- Tesla has enabled Bitcoin as a payment option for US customers.
- Depending on the model, a Tesla costs somewhere between 1 and 2.69 BTC.
Lamborghinis have been the traditional status symbol formillionaires. After today, expect to see more crypto influencers rolling up in Teslas.
When Tesla reported its $1.5 billion purchase of Bitcoin to the US Securities and Exchange Commission, the electric automaker mentioned an important detail in the filing: It wasn’t just buying thousands of Bitcoin—it was going to start accepting them for its products, too.
On March 24, Telsa CEO Elon Musk confirmed that the automaker is now offering Bitcoin as a payment option (limited to US customers for the moment, with other countries to follow later in the year). Musk added that the firm is running its own Bitcoin nodes and will keep the Bitcoin it receives, rather than switching it for fiat money such as US dollars.
At today’s rate of roughly $55,800 per BTC, you can pick up a tricked-out Model S, Tesla’s premier vehicle, for about 2.69 Bitcoin ($149,990).
For the Tesla aficionado who demands ludicrous precision, that’s the Model S Plaid+, which comes with self-driving capability (knock 0.2 BTC off the price if you want your hands on the wheel at all times). Tesla asks for skin in the game, so to place an order, you’d have to put $1,000 down, which is nothing—just 0.018 BTC!
If all that sounds too expensive, there are other options, all the way down to the budget Model 3 Standard Range Plus, which is a Tesla minus all the fun stuff: no all-wheel drive, no extended range, and no full autopilot mode. You can get that model, which will take you up to 263 miles on a single charge, for $37,990. Thanks to the Bitcoin buying spree set off by Tesla’s $1.5 billion buy, that’s not even 1 Bitcoin. Totally affordable.
The Model Y is a bit pricier. The “Performance” version of the luxury vehicle costs $59,990, or just over 1 BTC. It comes with dual motor all-wheel drive, and you can add on a tow hitch for 0.02 BTC ($1,000) and full self-driving capability for 0.2 BTC ($10,000).
If you’re looking for something that was rejected from a Mad Max film, try the Cybertruck. The Tri Motor AWD version with full self-driving capability goes 500 miles at least, and costs a cool $79,900—around 1.4 BTC.
Of course, the Cybertruck isn’t going into production until later this year. But you'll be able to pick one up for less than 1 BTC, as long as the price remains at this level or higher.
Before you start transferring funds out of your crypto wallet, however, remember that there’s more to car costs than the sticker price.

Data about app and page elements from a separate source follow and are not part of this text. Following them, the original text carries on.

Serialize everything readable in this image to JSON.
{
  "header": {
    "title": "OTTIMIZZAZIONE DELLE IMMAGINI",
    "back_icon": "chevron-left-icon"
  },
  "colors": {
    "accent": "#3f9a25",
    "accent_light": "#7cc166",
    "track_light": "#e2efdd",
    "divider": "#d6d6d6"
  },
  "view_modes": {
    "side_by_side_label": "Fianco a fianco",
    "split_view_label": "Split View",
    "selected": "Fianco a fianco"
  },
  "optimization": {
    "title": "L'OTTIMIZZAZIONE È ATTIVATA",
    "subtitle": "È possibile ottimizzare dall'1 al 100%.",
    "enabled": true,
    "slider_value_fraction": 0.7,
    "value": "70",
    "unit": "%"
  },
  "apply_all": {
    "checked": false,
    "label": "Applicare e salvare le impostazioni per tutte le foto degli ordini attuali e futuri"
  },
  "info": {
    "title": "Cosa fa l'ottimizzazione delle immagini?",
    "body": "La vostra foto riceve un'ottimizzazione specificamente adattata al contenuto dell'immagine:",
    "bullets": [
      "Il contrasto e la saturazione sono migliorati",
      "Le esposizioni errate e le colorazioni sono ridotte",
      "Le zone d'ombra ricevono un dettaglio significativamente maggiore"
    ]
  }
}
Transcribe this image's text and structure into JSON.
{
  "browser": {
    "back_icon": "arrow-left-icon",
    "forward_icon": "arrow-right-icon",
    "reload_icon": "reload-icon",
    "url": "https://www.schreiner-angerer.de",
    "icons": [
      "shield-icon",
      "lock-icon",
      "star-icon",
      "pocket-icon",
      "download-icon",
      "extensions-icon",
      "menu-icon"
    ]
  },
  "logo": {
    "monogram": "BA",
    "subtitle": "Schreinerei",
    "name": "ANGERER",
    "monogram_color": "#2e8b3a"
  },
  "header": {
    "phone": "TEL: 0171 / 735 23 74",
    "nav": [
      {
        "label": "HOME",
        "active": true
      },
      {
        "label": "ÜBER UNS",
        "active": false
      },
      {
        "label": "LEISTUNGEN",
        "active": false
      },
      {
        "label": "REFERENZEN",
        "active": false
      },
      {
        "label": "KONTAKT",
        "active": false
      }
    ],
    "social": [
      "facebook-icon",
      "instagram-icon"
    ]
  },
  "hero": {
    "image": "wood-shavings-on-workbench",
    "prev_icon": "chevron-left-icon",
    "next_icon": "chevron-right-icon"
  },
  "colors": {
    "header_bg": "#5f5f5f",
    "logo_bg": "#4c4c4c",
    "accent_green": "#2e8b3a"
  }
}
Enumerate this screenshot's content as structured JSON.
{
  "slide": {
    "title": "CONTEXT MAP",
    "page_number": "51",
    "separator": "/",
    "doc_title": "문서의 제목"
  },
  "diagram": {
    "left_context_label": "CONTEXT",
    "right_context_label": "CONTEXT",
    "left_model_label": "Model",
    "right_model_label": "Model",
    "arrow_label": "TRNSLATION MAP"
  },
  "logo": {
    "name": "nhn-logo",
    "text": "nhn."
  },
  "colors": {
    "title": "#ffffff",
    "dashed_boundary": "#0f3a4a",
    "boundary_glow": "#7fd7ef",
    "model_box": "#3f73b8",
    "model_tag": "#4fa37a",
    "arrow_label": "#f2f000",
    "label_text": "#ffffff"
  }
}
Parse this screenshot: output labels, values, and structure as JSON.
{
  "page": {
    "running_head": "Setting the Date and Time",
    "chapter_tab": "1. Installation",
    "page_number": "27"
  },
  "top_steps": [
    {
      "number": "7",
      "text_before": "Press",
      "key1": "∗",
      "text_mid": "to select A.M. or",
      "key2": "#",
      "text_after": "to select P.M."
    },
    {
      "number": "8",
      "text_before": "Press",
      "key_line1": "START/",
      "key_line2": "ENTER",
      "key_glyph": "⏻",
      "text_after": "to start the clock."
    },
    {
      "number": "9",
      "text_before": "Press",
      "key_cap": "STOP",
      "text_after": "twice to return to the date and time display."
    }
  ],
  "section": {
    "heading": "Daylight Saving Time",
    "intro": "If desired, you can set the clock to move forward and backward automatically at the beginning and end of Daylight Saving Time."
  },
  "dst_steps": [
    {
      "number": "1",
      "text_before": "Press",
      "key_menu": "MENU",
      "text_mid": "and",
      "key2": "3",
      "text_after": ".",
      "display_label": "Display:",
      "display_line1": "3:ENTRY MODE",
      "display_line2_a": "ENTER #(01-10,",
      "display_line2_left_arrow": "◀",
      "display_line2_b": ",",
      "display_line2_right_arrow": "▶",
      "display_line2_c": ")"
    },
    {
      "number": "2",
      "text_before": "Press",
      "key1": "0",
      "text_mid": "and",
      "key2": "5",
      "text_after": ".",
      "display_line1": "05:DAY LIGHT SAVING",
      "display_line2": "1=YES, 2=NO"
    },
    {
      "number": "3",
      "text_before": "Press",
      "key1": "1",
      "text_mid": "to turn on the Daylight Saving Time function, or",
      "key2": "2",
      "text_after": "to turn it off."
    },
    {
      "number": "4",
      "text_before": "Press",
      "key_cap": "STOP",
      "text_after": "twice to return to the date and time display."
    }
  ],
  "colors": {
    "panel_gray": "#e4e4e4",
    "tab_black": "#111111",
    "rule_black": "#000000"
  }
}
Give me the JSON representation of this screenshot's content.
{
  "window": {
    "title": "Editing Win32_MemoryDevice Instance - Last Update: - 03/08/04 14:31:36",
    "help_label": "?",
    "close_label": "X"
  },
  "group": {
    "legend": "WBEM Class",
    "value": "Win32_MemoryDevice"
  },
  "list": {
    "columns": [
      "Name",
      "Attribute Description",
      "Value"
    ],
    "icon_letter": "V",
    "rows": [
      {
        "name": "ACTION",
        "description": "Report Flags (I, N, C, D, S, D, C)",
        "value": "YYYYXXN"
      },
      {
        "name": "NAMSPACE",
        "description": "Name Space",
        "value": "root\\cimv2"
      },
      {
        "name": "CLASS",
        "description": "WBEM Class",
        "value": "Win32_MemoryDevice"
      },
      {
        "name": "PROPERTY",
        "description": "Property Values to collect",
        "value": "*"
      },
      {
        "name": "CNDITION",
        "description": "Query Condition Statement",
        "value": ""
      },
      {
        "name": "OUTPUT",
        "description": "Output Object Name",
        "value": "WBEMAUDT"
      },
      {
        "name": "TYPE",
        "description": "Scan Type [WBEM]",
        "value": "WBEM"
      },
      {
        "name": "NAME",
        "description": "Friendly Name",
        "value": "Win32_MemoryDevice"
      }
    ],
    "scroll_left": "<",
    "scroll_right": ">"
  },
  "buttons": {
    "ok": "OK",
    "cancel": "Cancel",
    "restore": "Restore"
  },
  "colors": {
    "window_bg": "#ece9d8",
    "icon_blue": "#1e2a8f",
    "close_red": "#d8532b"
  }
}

When you pay with Bitcoin, that doesn’t just mean taxes and title. There are also transaction fees and capital gains tax to consider.
And, if you’re doing well enough to buy a Tesla with your Bitcoin, that capital gains tax could be sizable. But, hey, there’s always fiat.